WHAT TO PRODUCE> Report all lines of the data below that hold the word "number".

[Data about app and page elements]
○ ○ ○ ○

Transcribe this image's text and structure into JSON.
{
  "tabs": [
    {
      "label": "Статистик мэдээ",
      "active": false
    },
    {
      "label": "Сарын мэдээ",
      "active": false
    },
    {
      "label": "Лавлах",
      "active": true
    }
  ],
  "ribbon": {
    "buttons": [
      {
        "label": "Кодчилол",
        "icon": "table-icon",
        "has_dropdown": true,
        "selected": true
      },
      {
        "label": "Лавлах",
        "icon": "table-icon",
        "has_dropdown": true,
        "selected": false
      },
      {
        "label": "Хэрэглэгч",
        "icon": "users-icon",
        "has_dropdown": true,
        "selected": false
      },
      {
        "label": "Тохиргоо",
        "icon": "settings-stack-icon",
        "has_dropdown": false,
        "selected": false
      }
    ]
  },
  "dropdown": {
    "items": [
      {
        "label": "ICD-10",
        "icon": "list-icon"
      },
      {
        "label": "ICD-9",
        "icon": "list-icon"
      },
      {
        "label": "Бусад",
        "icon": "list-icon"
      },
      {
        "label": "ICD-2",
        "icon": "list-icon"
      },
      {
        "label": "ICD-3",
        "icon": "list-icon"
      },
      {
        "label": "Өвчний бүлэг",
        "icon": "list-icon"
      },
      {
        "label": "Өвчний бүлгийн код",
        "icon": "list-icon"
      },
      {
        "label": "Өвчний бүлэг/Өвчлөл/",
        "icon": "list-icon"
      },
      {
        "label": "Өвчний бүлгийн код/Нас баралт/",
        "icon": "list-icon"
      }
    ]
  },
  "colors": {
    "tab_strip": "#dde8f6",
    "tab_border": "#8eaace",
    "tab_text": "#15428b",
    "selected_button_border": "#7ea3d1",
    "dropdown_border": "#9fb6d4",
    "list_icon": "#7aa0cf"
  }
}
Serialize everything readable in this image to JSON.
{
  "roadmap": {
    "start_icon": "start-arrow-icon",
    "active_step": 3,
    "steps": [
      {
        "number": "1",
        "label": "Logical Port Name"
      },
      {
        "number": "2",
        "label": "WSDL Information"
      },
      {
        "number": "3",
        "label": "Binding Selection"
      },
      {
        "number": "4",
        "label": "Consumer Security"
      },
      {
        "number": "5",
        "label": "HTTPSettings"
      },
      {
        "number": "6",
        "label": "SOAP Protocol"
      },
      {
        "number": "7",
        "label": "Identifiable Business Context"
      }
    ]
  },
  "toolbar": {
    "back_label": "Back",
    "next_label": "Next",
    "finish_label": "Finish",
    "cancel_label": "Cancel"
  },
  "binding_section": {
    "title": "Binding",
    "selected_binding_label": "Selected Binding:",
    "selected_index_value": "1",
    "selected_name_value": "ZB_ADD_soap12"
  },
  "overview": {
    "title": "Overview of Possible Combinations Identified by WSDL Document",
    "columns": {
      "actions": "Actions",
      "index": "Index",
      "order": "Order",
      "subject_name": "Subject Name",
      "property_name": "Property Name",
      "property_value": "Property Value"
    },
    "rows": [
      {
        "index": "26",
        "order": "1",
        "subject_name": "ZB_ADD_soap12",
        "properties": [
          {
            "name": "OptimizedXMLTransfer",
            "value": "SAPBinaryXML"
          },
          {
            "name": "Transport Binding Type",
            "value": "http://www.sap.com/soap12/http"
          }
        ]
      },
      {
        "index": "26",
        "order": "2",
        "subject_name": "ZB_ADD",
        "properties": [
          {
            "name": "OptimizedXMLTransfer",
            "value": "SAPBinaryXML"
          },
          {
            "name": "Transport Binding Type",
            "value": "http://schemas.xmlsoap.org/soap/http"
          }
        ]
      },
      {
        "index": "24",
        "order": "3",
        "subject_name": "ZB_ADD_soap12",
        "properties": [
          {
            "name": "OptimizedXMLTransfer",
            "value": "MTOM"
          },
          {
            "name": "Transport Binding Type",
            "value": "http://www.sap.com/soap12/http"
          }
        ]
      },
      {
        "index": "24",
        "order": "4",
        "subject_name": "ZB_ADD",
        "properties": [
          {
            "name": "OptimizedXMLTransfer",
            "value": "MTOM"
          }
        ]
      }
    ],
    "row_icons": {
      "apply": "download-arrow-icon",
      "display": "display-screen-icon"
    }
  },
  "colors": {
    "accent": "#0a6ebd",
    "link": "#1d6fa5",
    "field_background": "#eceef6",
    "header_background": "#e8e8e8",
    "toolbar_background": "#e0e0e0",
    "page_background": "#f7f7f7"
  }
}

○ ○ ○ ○

TASK RESPONSE>
        "number": "1",
        "number": "2",
        "number": "3",
        "number": "4",
        "number": "5",
        "number": "6",
        "number": "7",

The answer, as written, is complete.